To the Rock on My Desk

Four new poems from the writer's manuscript-in-progress.

Giorgio Morandi, Natura morta (Still Life), 1952. Oil on canvas; 21 3/8 x 23 3/8 in. (54.29 x 59.37 cm), San Francisco Museum of Modern Art, Purchase, by exchange, through the bequest of Elise S. Haas © Artists Rights Society (ARS), New York / SIAE, Rome

Photo: Ben Blackwell

The following is an excerpt from Clare Rossini’s manuscript-in-progress.

To the Rock on My Desk

The trees sort-of talk, Rock. Not you.
The rain’s damp chatter inflates to the tirade of storm.
But you, Rock—it’s shocking

how silent you seem.
You could be suffering bereavement, nursing a scar.
Or all riled up with extasis

like one of those mystics
I prayed to as a girl,
their bodies flaming as the spirit streamed through.

Orpheus plucked his lyre
and the stones came rolling.
Haven’t I strummed these stanzas with sufficient élan

to rouse your camouflaged heart?
Go ahead, Rock. Eke out a nicker, a squawk, a sharp
cri de coeur. Sing.

Klee's World

You negotiated the waves, Rock.
Then retired to my desk
to anchor its northern provinces. Your granite suit?

Yes, a bit staid.
Yet you’re endearing
in your restraint, who does not collude or acquire,

merge or liquidate, but seem nonetheless okay
with your status as a thing
that daily suffers the assault of lamplight,

and later, through the midnight window, starlight’s
Klee’s word, Schweleicht,

“heavylight,” seems right for you. Palm-sized, fixed
in place, but in your perfect shape,
lifting into air.


Your inertness is convenient, Rock,
your blankness-in-waiting,
ready to acquire whatever thought

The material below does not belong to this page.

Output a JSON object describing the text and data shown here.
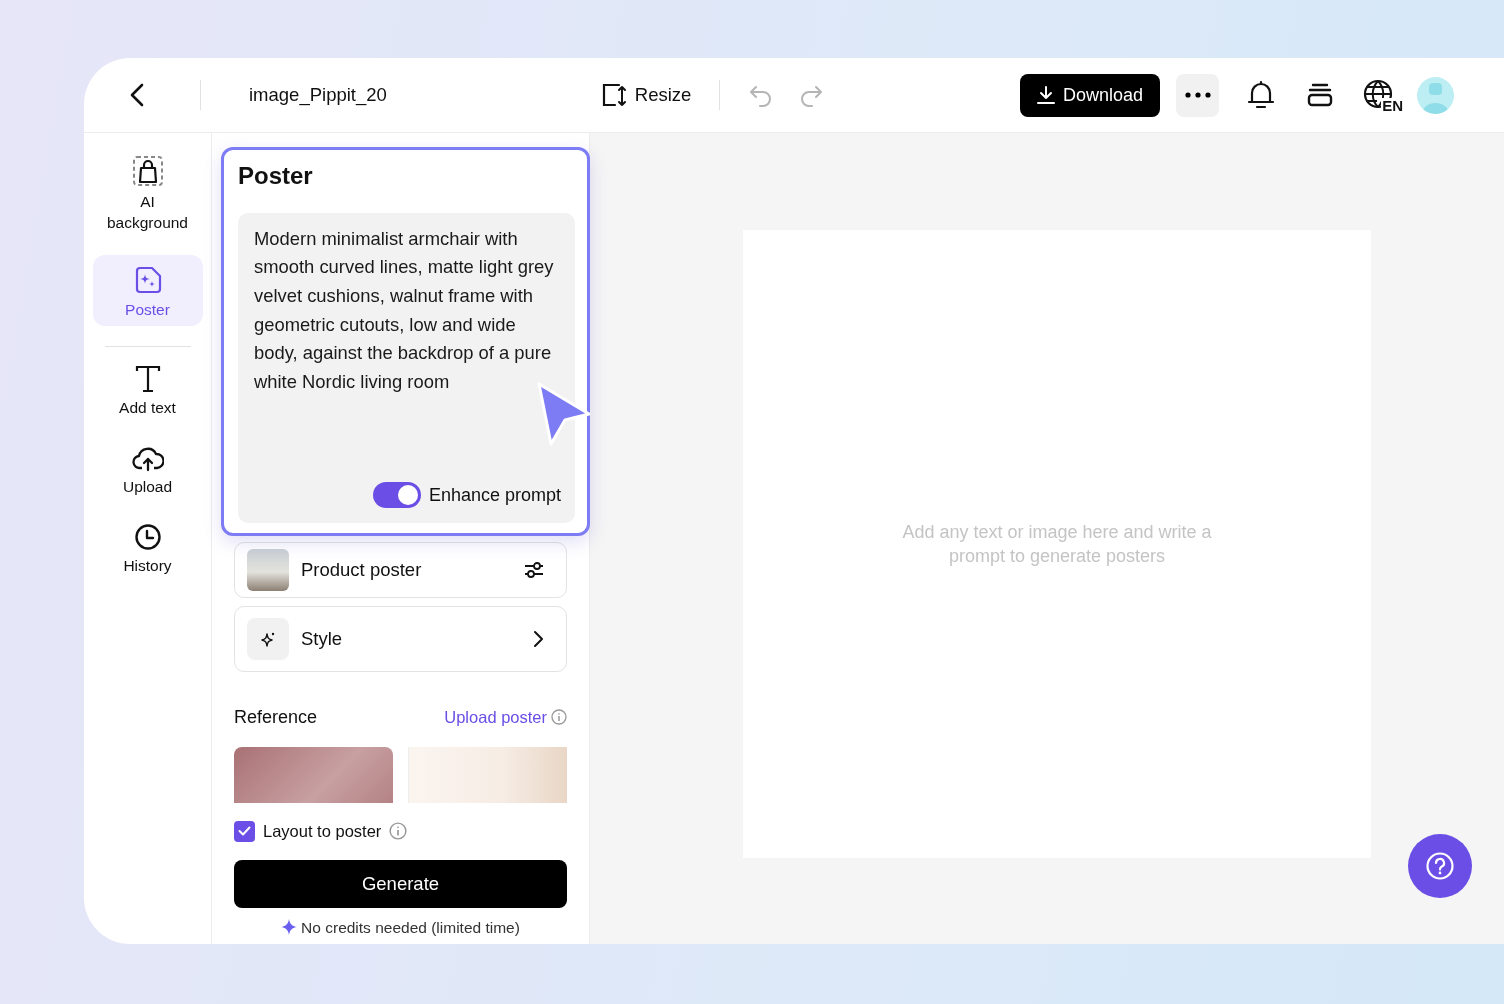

I ask you to take on, what cockleshells
of the heart. You can’t
shake me off, can’t unionize

or complain—I’m your Caesar, Rock,
and you, my conquered province.
It seems you have

little to say about your situation.
Or it is only that I don’t yet
hear your voice? Just as I’m deaf

to the grieving of the canyon’s river
as it dries to silt, the moans
of the drought-struck tree.

The Painter and the Fascist

Master of the sugar crock, inquisitor of the vase, Morandi
would take the commission,

your grayish white, Rock,
as you hunker here on my desk, deep in conversation
with my coffee mug.

Yes, the painter who briefly admired El Duce, Morandi
would touch in
your black flecks

as if quelling the claptrap of the goosestep, would see
in your soft undertones
the erasure of salute. Morandi, poet

of cracker tins,
who painted each shadow
like a poultice, as if to draw out the toxin of his shame.

Giorgio Morandi, 1890-1964

Change the frequency.
Subscribe to Broadcast